** Opening Available data block **

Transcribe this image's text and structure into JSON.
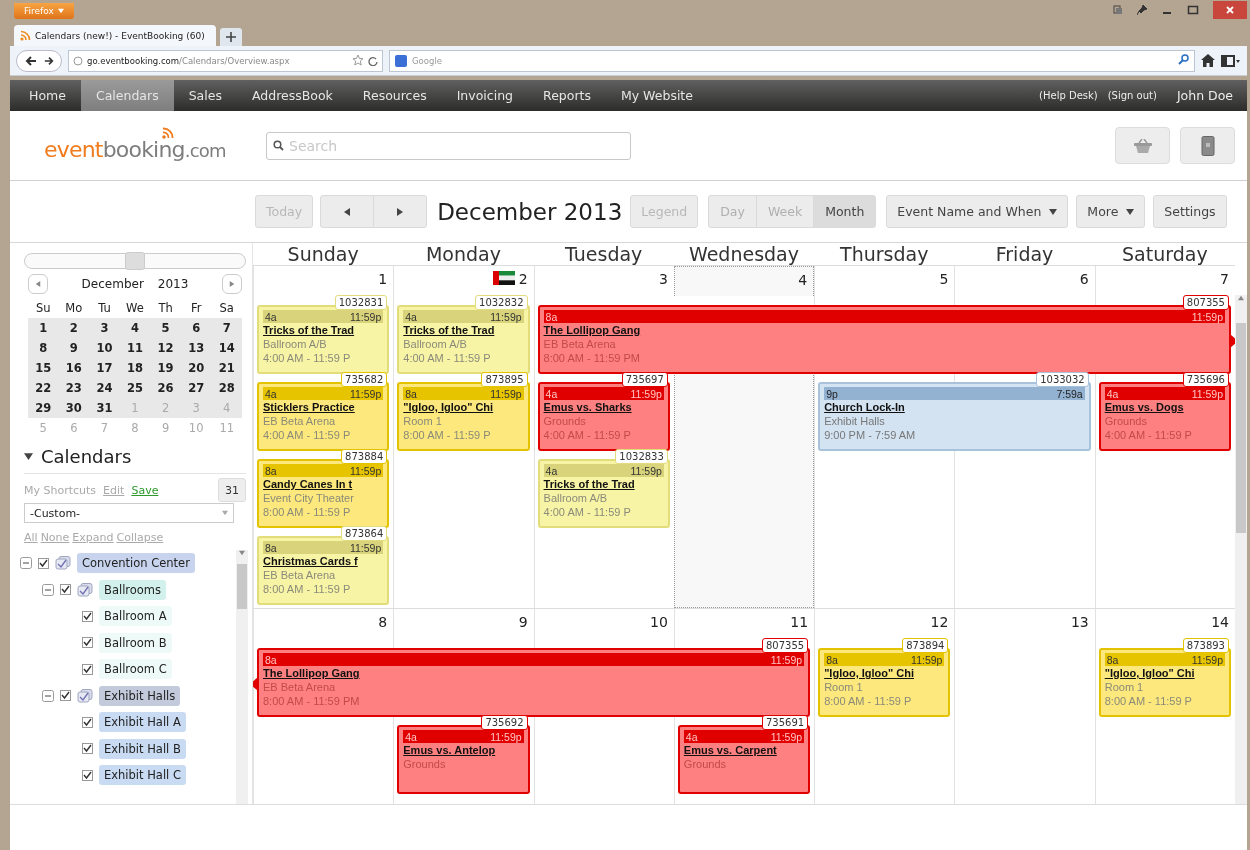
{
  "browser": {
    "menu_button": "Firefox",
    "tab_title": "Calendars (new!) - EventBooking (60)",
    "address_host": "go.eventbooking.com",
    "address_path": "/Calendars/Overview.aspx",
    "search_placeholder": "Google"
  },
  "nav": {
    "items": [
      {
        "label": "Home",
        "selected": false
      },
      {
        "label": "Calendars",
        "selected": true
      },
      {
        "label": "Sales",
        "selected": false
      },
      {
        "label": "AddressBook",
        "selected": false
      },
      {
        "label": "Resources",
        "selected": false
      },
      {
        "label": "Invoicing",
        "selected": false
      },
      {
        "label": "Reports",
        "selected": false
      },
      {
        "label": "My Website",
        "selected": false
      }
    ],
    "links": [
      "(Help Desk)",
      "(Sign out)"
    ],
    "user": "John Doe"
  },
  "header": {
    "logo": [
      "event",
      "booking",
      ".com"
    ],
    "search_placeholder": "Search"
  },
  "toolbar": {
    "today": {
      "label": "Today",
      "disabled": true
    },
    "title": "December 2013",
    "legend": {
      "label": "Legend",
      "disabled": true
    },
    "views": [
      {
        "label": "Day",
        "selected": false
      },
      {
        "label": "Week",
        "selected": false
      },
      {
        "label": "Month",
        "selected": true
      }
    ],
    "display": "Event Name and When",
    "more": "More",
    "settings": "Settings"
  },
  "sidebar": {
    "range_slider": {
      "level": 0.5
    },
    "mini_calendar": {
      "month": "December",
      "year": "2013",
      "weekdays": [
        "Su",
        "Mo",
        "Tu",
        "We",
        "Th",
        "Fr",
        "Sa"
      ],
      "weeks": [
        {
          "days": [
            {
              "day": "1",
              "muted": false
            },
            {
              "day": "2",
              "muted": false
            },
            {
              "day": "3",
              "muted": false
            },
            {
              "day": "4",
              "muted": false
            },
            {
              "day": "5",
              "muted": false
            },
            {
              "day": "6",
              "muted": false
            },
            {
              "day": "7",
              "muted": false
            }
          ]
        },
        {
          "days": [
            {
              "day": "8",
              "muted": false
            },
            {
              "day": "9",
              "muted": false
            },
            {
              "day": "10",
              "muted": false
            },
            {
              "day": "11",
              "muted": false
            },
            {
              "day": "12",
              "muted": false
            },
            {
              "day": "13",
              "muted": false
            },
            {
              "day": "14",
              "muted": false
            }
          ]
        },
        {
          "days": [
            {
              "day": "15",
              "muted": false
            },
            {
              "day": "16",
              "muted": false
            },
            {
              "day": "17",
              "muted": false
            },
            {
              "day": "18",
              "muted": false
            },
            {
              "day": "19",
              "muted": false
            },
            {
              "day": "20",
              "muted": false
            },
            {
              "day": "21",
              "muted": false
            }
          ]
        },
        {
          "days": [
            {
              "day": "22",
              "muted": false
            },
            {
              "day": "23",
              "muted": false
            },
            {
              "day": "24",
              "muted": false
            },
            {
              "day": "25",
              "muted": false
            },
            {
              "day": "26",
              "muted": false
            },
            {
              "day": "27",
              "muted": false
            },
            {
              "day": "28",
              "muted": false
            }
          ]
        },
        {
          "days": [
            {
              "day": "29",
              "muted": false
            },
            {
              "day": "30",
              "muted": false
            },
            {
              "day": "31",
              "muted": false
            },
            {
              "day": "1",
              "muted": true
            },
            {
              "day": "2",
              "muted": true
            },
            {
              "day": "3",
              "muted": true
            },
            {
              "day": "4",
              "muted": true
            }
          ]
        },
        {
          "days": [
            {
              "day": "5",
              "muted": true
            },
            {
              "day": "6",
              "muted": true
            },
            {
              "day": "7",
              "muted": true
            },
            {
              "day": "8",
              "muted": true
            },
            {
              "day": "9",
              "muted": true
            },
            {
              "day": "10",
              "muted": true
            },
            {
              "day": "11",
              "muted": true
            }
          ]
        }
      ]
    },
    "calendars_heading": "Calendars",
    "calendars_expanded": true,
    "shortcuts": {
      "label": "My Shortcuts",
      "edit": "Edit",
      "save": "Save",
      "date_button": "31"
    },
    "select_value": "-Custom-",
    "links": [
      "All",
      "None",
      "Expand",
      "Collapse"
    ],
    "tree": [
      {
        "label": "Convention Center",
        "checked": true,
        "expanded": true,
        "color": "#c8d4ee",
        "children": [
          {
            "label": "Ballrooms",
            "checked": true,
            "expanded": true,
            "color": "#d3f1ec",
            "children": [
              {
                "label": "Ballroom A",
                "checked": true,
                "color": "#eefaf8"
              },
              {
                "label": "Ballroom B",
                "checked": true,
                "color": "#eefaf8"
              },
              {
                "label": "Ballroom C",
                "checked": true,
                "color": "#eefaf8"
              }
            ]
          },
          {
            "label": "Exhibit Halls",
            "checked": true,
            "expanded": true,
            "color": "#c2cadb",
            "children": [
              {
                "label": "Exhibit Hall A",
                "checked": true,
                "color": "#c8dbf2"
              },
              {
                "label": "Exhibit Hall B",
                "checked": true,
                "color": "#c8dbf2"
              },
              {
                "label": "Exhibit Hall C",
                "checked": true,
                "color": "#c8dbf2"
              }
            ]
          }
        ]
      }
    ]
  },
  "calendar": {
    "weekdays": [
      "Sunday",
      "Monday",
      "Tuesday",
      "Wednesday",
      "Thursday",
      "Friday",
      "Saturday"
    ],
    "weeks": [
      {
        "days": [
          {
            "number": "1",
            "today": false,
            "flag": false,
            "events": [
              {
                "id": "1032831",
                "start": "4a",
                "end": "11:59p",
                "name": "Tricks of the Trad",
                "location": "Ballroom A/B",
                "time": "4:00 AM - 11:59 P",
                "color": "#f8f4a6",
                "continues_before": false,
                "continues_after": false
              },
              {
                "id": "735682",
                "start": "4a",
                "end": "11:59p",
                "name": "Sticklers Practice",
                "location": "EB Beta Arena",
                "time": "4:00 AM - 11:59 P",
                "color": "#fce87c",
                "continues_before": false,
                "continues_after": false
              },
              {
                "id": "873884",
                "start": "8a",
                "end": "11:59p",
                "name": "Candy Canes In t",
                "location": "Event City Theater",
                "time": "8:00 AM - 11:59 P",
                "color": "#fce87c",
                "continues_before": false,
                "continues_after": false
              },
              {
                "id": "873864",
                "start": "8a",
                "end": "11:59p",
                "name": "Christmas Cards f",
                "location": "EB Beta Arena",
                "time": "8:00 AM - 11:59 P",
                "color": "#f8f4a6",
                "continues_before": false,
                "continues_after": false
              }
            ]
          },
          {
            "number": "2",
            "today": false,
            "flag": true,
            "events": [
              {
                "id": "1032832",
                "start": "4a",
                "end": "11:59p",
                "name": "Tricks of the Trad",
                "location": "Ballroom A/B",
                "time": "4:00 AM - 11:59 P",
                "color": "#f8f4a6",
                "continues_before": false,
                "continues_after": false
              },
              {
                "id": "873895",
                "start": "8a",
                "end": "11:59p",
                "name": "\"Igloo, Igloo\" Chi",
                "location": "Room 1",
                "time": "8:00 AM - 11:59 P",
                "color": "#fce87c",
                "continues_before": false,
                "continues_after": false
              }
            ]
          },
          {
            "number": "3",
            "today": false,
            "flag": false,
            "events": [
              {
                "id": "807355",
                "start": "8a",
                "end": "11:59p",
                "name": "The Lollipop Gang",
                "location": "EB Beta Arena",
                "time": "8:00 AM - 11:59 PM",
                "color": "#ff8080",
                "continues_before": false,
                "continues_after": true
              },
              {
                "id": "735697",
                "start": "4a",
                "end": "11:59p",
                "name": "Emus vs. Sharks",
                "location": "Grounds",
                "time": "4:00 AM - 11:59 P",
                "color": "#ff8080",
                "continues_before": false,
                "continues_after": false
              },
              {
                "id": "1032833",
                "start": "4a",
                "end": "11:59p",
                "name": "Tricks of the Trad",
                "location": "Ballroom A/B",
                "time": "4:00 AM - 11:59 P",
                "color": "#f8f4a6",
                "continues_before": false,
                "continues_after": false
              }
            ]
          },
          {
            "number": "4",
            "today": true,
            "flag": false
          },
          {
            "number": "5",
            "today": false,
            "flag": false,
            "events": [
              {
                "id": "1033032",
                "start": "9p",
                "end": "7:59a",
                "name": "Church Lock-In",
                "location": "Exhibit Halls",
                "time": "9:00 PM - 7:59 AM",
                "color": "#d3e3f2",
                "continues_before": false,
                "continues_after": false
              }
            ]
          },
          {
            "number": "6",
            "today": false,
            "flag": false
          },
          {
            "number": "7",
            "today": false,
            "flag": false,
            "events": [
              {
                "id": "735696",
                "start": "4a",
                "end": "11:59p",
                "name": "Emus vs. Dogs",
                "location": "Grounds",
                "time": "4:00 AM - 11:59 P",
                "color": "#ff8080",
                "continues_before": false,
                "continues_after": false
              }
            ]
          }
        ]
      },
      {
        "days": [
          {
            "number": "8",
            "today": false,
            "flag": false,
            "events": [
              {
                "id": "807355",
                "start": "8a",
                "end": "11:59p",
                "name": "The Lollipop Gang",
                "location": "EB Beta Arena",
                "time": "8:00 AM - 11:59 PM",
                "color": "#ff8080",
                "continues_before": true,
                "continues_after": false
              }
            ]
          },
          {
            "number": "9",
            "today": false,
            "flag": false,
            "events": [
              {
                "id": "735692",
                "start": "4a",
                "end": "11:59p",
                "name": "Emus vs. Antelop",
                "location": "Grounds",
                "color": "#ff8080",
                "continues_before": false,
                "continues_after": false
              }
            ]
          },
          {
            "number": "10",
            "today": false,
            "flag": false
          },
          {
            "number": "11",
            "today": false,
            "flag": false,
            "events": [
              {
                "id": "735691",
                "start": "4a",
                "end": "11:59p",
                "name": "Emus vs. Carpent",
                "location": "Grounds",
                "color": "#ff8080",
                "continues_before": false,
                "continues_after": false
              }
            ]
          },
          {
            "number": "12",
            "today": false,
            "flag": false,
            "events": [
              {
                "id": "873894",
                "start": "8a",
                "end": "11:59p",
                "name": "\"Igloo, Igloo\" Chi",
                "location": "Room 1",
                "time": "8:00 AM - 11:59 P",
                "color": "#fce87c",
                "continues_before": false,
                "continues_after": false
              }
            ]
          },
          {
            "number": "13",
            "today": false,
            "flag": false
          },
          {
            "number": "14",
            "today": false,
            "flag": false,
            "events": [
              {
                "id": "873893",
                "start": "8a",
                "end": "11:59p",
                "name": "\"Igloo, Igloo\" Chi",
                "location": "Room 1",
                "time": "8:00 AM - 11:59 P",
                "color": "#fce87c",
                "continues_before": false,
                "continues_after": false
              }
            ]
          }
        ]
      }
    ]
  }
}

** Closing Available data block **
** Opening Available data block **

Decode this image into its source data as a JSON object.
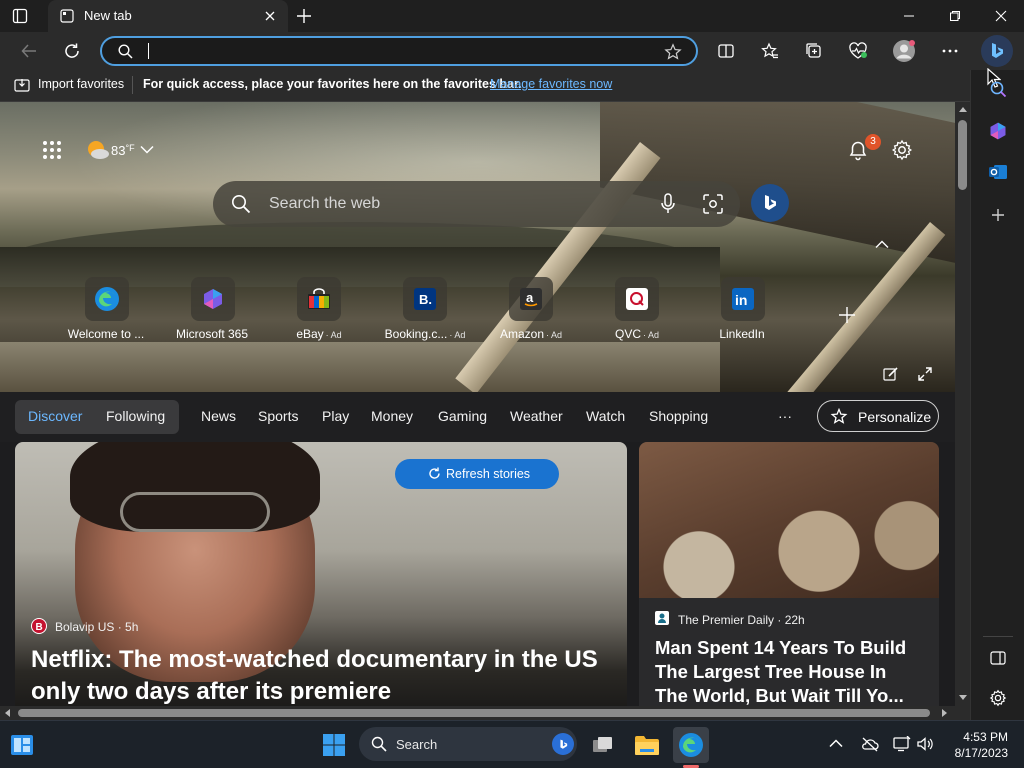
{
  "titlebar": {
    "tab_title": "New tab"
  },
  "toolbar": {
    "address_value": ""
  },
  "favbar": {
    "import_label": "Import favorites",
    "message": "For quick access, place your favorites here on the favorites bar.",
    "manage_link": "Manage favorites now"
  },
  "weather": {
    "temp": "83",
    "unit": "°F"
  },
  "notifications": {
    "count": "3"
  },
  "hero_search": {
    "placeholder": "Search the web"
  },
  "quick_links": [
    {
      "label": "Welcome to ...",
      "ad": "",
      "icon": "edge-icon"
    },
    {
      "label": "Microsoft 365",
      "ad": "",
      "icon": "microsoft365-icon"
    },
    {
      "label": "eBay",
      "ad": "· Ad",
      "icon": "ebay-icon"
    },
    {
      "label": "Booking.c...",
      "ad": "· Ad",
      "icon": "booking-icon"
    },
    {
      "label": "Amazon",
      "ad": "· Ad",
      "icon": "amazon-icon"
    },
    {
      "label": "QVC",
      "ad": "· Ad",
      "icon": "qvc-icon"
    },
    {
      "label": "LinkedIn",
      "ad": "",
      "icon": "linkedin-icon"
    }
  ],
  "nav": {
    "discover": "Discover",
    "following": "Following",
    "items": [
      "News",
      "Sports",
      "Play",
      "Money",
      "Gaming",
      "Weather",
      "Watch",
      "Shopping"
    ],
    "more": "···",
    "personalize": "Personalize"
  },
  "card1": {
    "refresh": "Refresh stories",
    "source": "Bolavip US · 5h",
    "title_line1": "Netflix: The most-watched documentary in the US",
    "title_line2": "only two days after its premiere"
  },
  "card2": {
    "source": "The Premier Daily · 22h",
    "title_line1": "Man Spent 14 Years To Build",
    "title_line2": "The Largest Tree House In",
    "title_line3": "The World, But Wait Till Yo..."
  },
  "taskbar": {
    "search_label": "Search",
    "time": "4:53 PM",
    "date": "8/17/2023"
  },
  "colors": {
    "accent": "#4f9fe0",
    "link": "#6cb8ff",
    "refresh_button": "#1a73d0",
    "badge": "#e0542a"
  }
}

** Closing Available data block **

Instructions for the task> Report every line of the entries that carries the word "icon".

Response>
      "icon": "edge-icon"
      "icon": "microsoft365-icon"
      "icon": "ebay-icon"
      "icon": "booking-icon"
      "icon": "amazon-icon"
      "icon": "qvc-icon"
      "icon": "linkedin-icon"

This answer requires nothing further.